We tend to think of the medieval church as monolithic, as a single, unified entity. In fact, there were numerous different entities within it, as I have earlier discussed, popes, cardinals, archbishops and bishops, monasteries, shrines, houses of canons, nunneries, and they certainly did not always see eye to eye.
Even within a single entity there was a lot of difference and disagreement. Cathedrals, for example, had a bishop but also a cathedral chapter. This chapter had been separate from the bishop since the ninth century in most places, and the priests in it, who supposedly helped the bishop in administering the diocese, were quite jealous of their own prerogatives. The property from which the chapter drew its revenue was different from the property that supported the bishop, and the chapter had its own elected officials who led them, often in opposition to the bishop.
The dean was the head of the cathedral chapter, but there were many other church officers, most connected with the chapter, some connected with the bishop. Among the most important were the chancellor, who oversaw the chancery, where records were kept and documents written, and the provost, responsible for the land and other property belonging to the church.
(You will notice that dean, provost, and chancellor are still names for some of the major officers of a university, due to universities' origins in medieval cathedral schools.)
Also important were the sacristan, responsible for the bread and wine of the mass and for maintaining the sacred vessels and altars, and the cantor, who led the singing of the psalms. By the twelfth century many dioceses were divided into what were called archdeaconries, with an archdeacon over each (you knew that was coming), someone who took responsibility for overseeing the various churches within that archdeaconry.
A monastery had many of the same officers, chancellor, provost, cantor, sacristan, but there was no dean. This is because the monks did not constitute a separate institutional body from the abbot, even though the monks collectively were called a chapter, and they would have regular meetings in what was called the chapter house, to discuss issues and give erring brothers a chance to confess and mend their ways.

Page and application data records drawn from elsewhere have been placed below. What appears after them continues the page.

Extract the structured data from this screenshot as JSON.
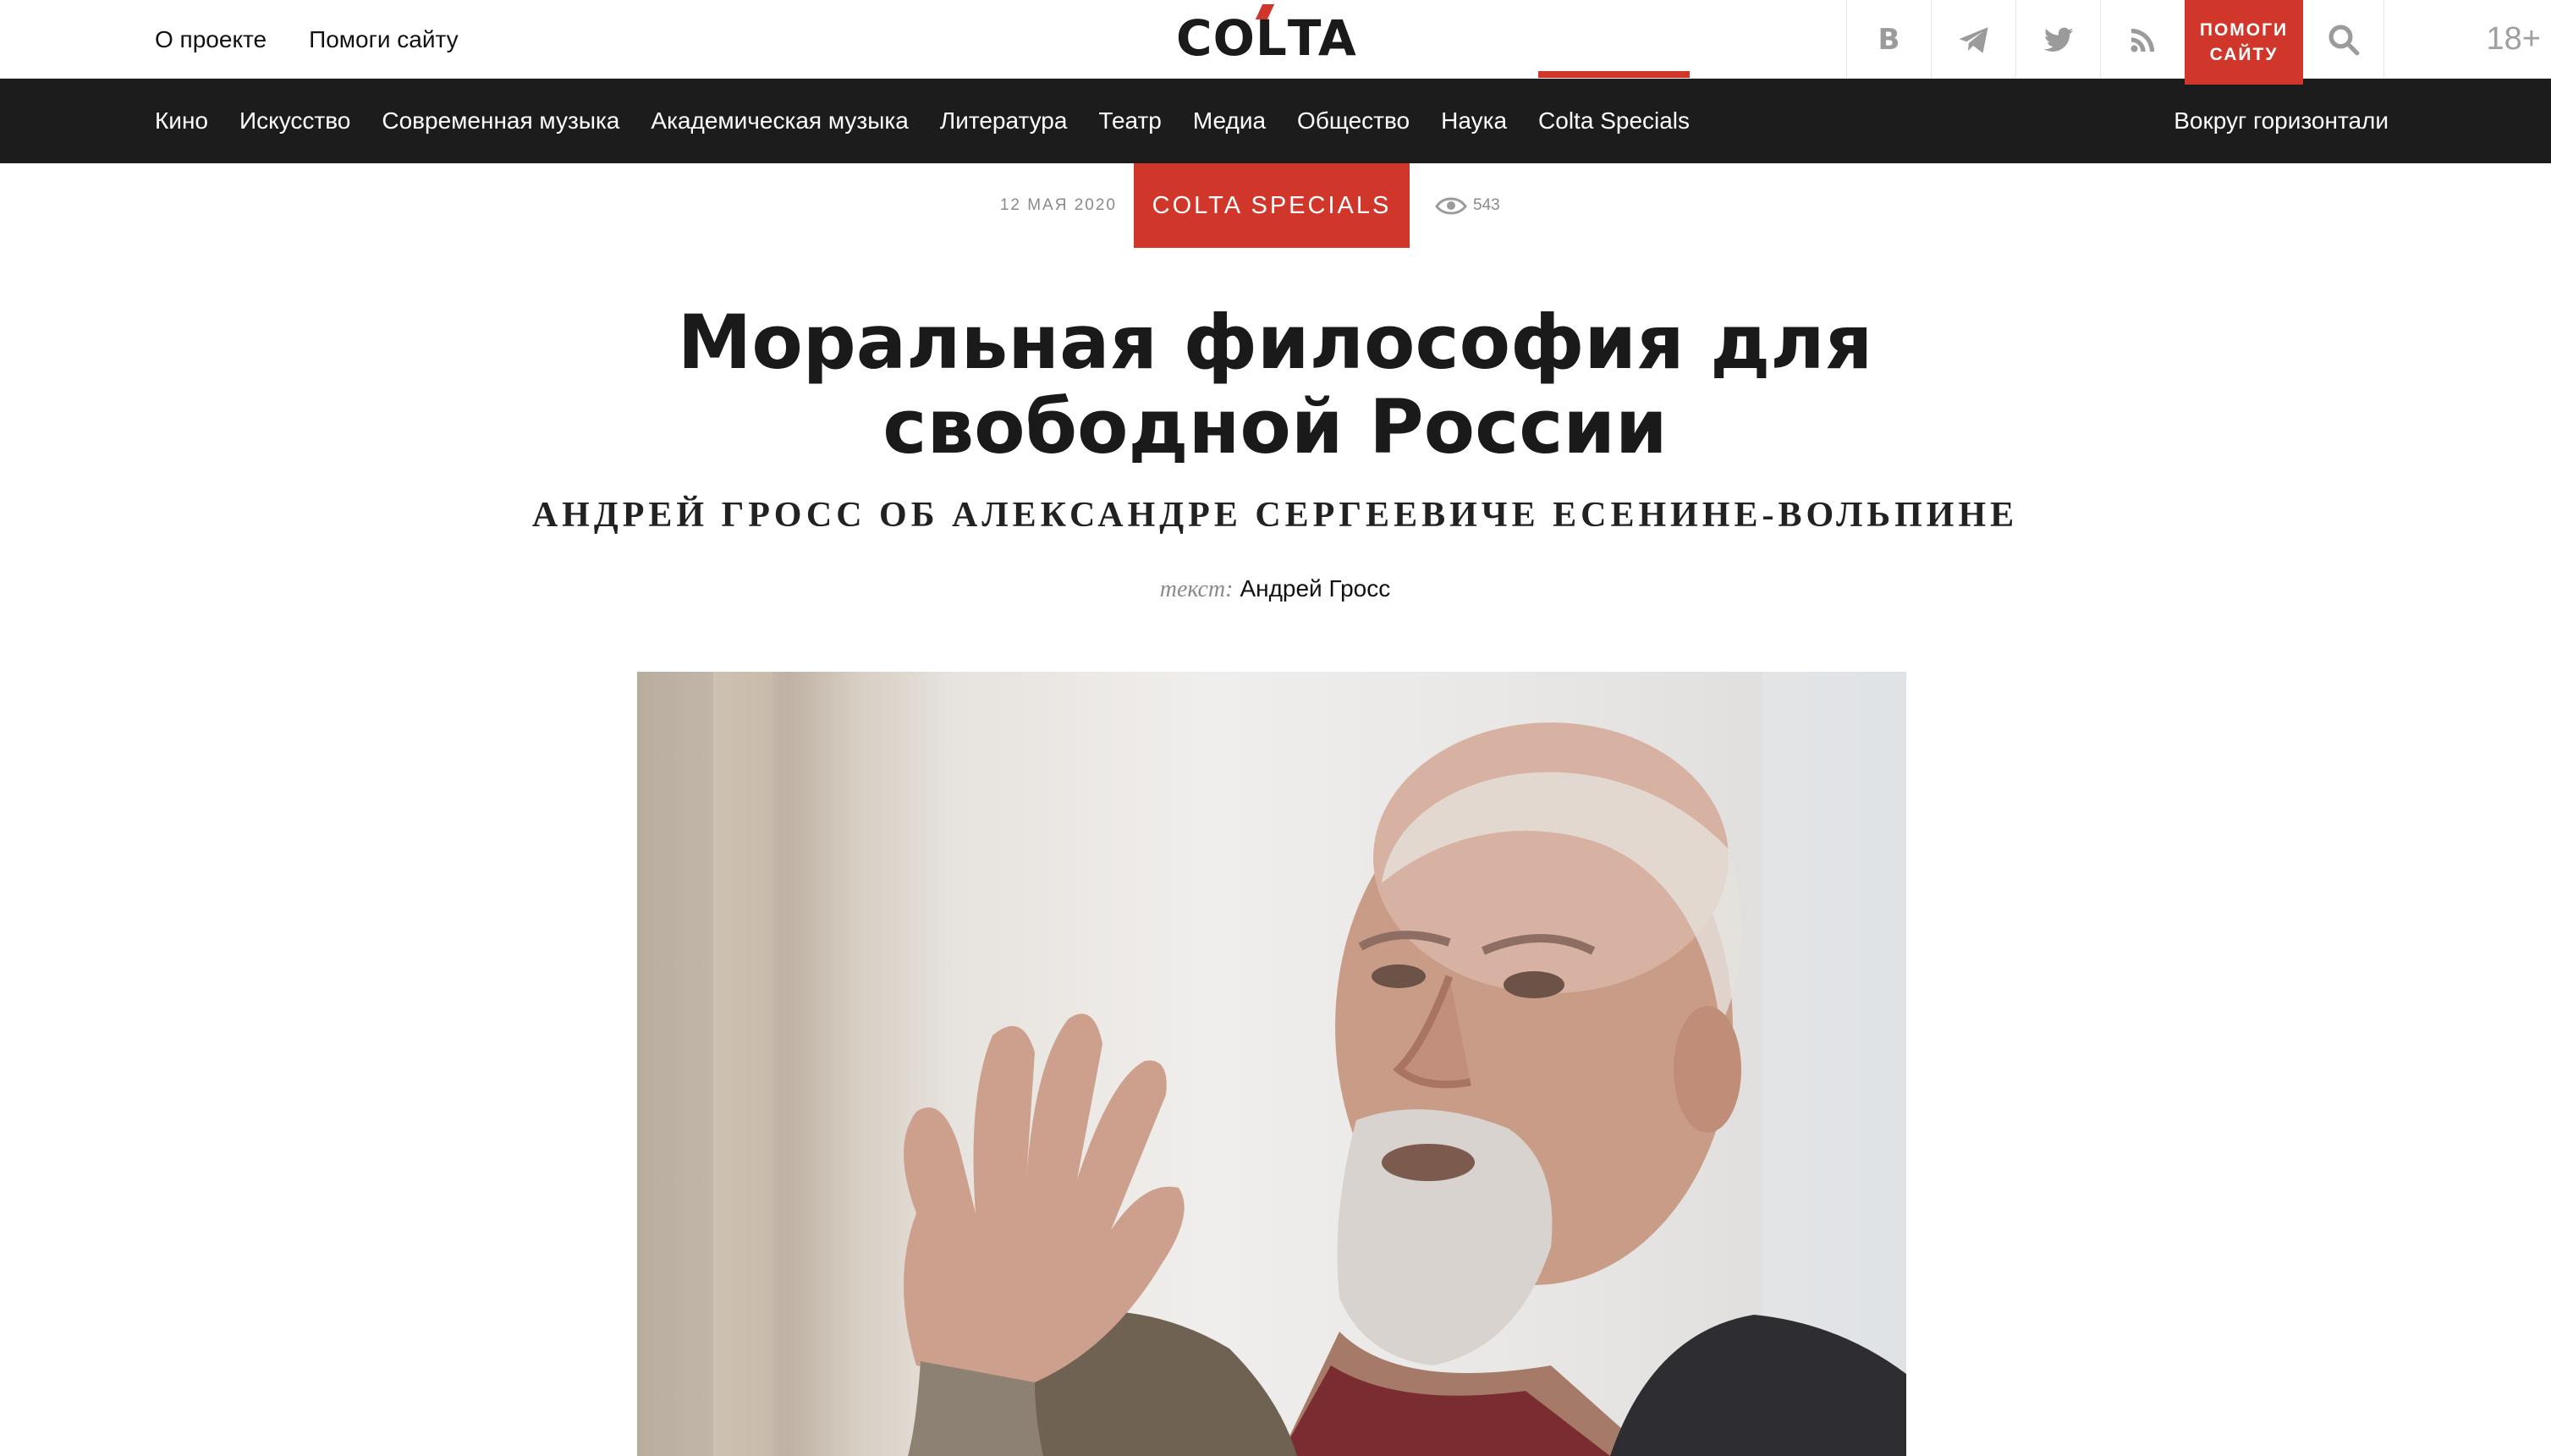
{
  "top_links": [
    "О проекте",
    "Помоги сайту"
  ],
  "logo": "COLTA",
  "toolbar": {
    "vk_label": "В",
    "icons": [
      "telegram-icon",
      "twitter-icon",
      "rss-icon",
      "search-icon"
    ],
    "help_label_line1": "помоги",
    "help_label_line2": "сайту",
    "age_rating": "18+"
  },
  "nav": {
    "items": [
      "Кино",
      "Искусство",
      "Современная музыка",
      "Академическая музыка",
      "Литература",
      "Театр",
      "Медиа",
      "Общество",
      "Наука",
      "Colta Specials"
    ],
    "active": "Colta Specials",
    "right": "Вокруг горизонтали"
  },
  "article": {
    "date": "12 мая 2020",
    "rubric": "Colta Specials",
    "views": "543",
    "title_line1": "Моральная философия для",
    "title_line2": "свободной России",
    "subtitle": "Андрей Гросс об Александре Сергеевиче Есенине-Вольпине",
    "byline_label": "текст:",
    "byline_author": "Андрей Гросс"
  },
  "colors": {
    "accent": "#d0362a",
    "nav_bg": "#1c1c1c",
    "muted": "#8a8a8a"
  }
}
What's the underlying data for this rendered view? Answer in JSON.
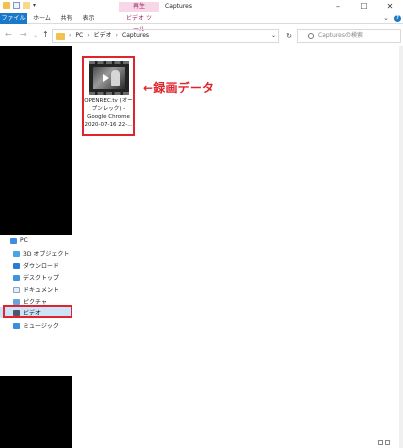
{
  "window": {
    "title": "Captures",
    "context_tab_label": "再生",
    "buttons": {
      "minimize": "–",
      "maximize": "☐",
      "close": "✕"
    }
  },
  "ribbon": {
    "tabs": [
      "ファイル",
      "ホーム",
      "共有",
      "表示",
      "ビデオ ツール"
    ],
    "help_label": "?"
  },
  "nav": {
    "breadcrumb": [
      "PC",
      "ビデオ",
      "Captures"
    ],
    "search_placeholder": "Capturesの検索"
  },
  "sidebar": {
    "items": [
      {
        "label": "PC",
        "icon": "pc-icon"
      },
      {
        "label": "3D オブジェクト",
        "icon": "3d-objects-icon"
      },
      {
        "label": "ダウンロード",
        "icon": "download-icon"
      },
      {
        "label": "デスクトップ",
        "icon": "desktop-icon"
      },
      {
        "label": "ドキュメント",
        "icon": "document-icon"
      },
      {
        "label": "ピクチャ",
        "icon": "pictures-icon"
      },
      {
        "label": "ビデオ",
        "icon": "videos-icon",
        "selected": true
      },
      {
        "label": "ミュージック",
        "icon": "music-icon"
      }
    ]
  },
  "file": {
    "name_lines": [
      "OPENREC.tv (オー",
      "プンレック) -",
      "Google Chrome",
      "2020-07-16 22-..."
    ]
  },
  "annotation": "←録画データ",
  "colors": {
    "accent": "#1979ca",
    "highlight": "#e0242e",
    "context": "#9a2b64"
  }
}
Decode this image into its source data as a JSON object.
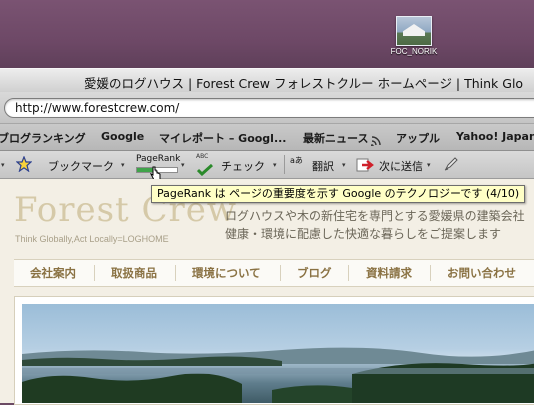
{
  "desktop": {
    "icon_label": "FOC_NORIK"
  },
  "window": {
    "title": "愛媛のログハウス | Forest Crew フォレストクルー ホームページ | Think Glo"
  },
  "navbar": {
    "url": "http://www.forestcrew.com/"
  },
  "bookmarks": [
    "ブログランキング",
    "Google",
    "マイレポート – Googl...",
    "最新ニュース",
    "アップル",
    "Yahoo! Japan"
  ],
  "google_toolbar": {
    "bookmarks_label": "ブックマーク",
    "pagerank_label": "PageRank",
    "check_label": "チェック",
    "translate_label": "翻訳",
    "send_label": "次に送信",
    "spell_icon_text": "ABC",
    "translate_icon_text": "aあ"
  },
  "tooltip": {
    "text": "PageRank は ページの重要度を示す Google のテクノロジーです (4/10)"
  },
  "pagerank": {
    "value": 0.4
  },
  "site": {
    "logo": "Forest Crew",
    "tagline": "Think Globally,Act Locally=LOGHOME",
    "intro_line1": "ログハウスや木の新住宅を専門とする愛媛県の建築会社",
    "intro_line2": "健康・環境に配慮した快適な暮らしをご提案します",
    "menu": [
      "会社案内",
      "取扱商品",
      "環境について",
      "ブログ",
      "資料請求",
      "お問い合わせ"
    ]
  },
  "colors": {
    "desktop": "#6d4866",
    "menu_text": "#8a7243",
    "tooltip_bg": "#ffffc6",
    "pagerank_fill": "#3fa34a"
  }
}
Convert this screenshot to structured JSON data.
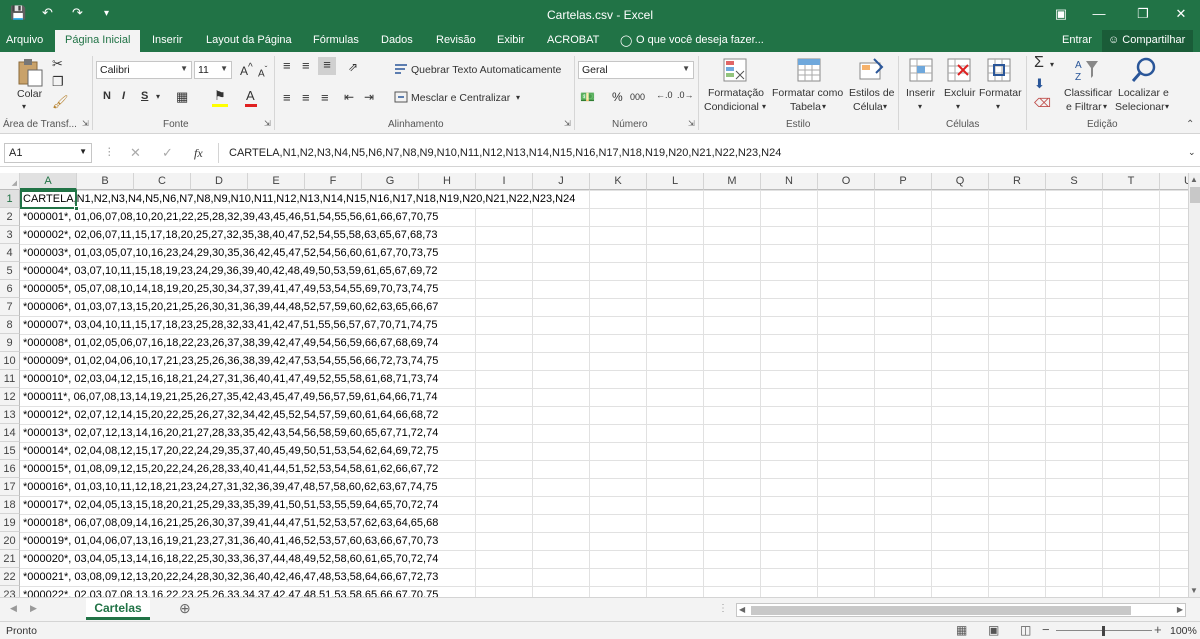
{
  "window": {
    "title": "Cartelas.csv - Excel"
  },
  "tabs": [
    "Arquivo",
    "Página Inicial",
    "Inserir",
    "Layout da Página",
    "Fórmulas",
    "Dados",
    "Revisão",
    "Exibir",
    "ACROBAT"
  ],
  "tell_me": "O que você deseja fazer...",
  "account": {
    "login": "Entrar",
    "share": "Compartilhar"
  },
  "ribbon": {
    "clipboard": {
      "paste": "Colar",
      "group": "Área de Transf..."
    },
    "font": {
      "name": "Calibri",
      "size": "11",
      "group": "Fonte",
      "bold": "N",
      "italic": "I",
      "underline": "S"
    },
    "alignment": {
      "wrap": "Quebrar Texto Automaticamente",
      "merge": "Mesclar e Centralizar",
      "group": "Alinhamento"
    },
    "number": {
      "format": "Geral",
      "group": "Número",
      "percent": "%",
      "thousands": "000"
    },
    "styles": {
      "conditional_1": "Formatação",
      "conditional_2": "Condicional",
      "table_1": "Formatar como",
      "table_2": "Tabela",
      "cell_1": "Estilos de",
      "cell_2": "Célula",
      "group": "Estilo"
    },
    "cells": {
      "insert": "Inserir",
      "delete": "Excluir",
      "format": "Formatar",
      "group": "Células"
    },
    "editing": {
      "sort_1": "Classificar",
      "sort_2": "e Filtrar",
      "find_1": "Localizar e",
      "find_2": "Selecionar",
      "group": "Edição"
    }
  },
  "formula_bar": {
    "name_box": "A1",
    "fx": "fx",
    "content": "CARTELA,N1,N2,N3,N4,N5,N6,N7,N8,N9,N10,N11,N12,N13,N14,N15,N16,N17,N18,N19,N20,N21,N22,N23,N24"
  },
  "columns": [
    "A",
    "B",
    "C",
    "D",
    "E",
    "F",
    "G",
    "H",
    "I",
    "J",
    "K",
    "L",
    "M",
    "N",
    "O",
    "P",
    "Q",
    "R",
    "S",
    "T",
    "U"
  ],
  "rows": [
    {
      "num": "1",
      "text": "CARTELA,N1,N2,N3,N4,N5,N6,N7,N8,N9,N10,N11,N12,N13,N14,N15,N16,N17,N18,N19,N20,N21,N22,N23,N24"
    },
    {
      "num": "2",
      "text": "*000001*, 01,06,07,08,10,20,21,22,25,28,32,39,43,45,46,51,54,55,56,61,66,67,70,75"
    },
    {
      "num": "3",
      "text": "*000002*, 02,06,07,11,15,17,18,20,25,27,32,35,38,40,47,52,54,55,58,63,65,67,68,73"
    },
    {
      "num": "4",
      "text": "*000003*, 01,03,05,07,10,16,23,24,29,30,35,36,42,45,47,52,54,56,60,61,67,70,73,75"
    },
    {
      "num": "5",
      "text": "*000004*, 03,07,10,11,15,18,19,23,24,29,36,39,40,42,48,49,50,53,59,61,65,67,69,72"
    },
    {
      "num": "6",
      "text": "*000005*, 05,07,08,10,14,18,19,20,25,30,34,37,39,41,47,49,53,54,55,69,70,73,74,75"
    },
    {
      "num": "7",
      "text": "*000006*, 01,03,07,13,15,20,21,25,26,30,31,36,39,44,48,52,57,59,60,62,63,65,66,67"
    },
    {
      "num": "8",
      "text": "*000007*, 03,04,10,11,15,17,18,23,25,28,32,33,41,42,47,51,55,56,57,67,70,71,74,75"
    },
    {
      "num": "9",
      "text": "*000008*, 01,02,05,06,07,16,18,22,23,26,37,38,39,42,47,49,54,56,59,66,67,68,69,74"
    },
    {
      "num": "10",
      "text": "*000009*, 01,02,04,06,10,17,21,23,25,26,36,38,39,42,47,53,54,55,56,66,72,73,74,75"
    },
    {
      "num": "11",
      "text": "*000010*, 02,03,04,12,15,16,18,21,24,27,31,36,40,41,47,49,52,55,58,61,68,71,73,74"
    },
    {
      "num": "12",
      "text": "*000011*, 06,07,08,13,14,19,21,25,26,27,35,42,43,45,47,49,56,57,59,61,64,66,71,74"
    },
    {
      "num": "13",
      "text": "*000012*, 02,07,12,14,15,20,22,25,26,27,32,34,42,45,52,54,57,59,60,61,64,66,68,72"
    },
    {
      "num": "14",
      "text": "*000013*, 02,07,12,13,14,16,20,21,27,28,33,35,42,43,54,56,58,59,60,65,67,71,72,74"
    },
    {
      "num": "15",
      "text": "*000014*, 02,04,08,12,15,17,20,22,24,29,35,37,40,45,49,50,51,53,54,62,64,69,72,75"
    },
    {
      "num": "16",
      "text": "*000015*, 01,08,09,12,15,20,22,24,26,28,33,40,41,44,51,52,53,54,58,61,62,66,67,72"
    },
    {
      "num": "17",
      "text": "*000016*, 01,03,10,11,12,18,21,23,24,27,31,32,36,39,47,48,57,58,60,62,63,67,74,75"
    },
    {
      "num": "18",
      "text": "*000017*, 02,04,05,13,15,18,20,21,25,29,33,35,39,41,50,51,53,55,59,64,65,70,72,74"
    },
    {
      "num": "19",
      "text": "*000018*, 06,07,08,09,14,16,21,25,26,30,37,39,41,44,47,51,52,53,57,62,63,64,65,68"
    },
    {
      "num": "20",
      "text": "*000019*, 01,04,06,07,13,16,19,21,23,27,31,36,40,41,46,52,53,57,60,63,66,67,70,73"
    },
    {
      "num": "21",
      "text": "*000020*, 03,04,05,13,14,16,18,22,25,30,33,36,37,44,48,49,52,58,60,61,65,70,72,74"
    },
    {
      "num": "22",
      "text": "*000021*, 03,08,09,12,13,20,22,24,28,30,32,36,40,42,46,47,48,53,58,64,66,67,72,73"
    },
    {
      "num": "23",
      "text": "*000022*, 02,03,07,08,13,16,22,23,25,26,33,34,37,42,47,48,51,53,58,65,66,67,70,75"
    }
  ],
  "sheet": {
    "name": "Cartelas"
  },
  "status": {
    "ready": "Pronto",
    "zoom": "100%"
  }
}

Unlike in the cathedral, where most of the officers were elected by the cathedral chapter, in a monastery most officers were appointed by the abbot.
Monasteries had always had schools, where boys who joined the house would be educated. It was assumed that they would most likely grow up to be monks there. From the eighth or ninth century on, cathedrals also had schools, to train the boys and young men of the diocese who hoped someday to become priests, although most would never join the cathedral chapter. There was thus always a school master (school mistress in a nunnery), sometimes the same person as the chancellor. A large monastery might have a separate Master of the Boys, someone who supervised them in areas other than their education, such as keeping them in line if they got too ramunctious, making sure they were properly clothed and fed, and arranging for them to have some exercise and time to play.
© C. Dale Brittain 2020
For more on the medieval church, see my ebook, Positively Medieval: Life and Society in the Middle Ages. Also available in paperback.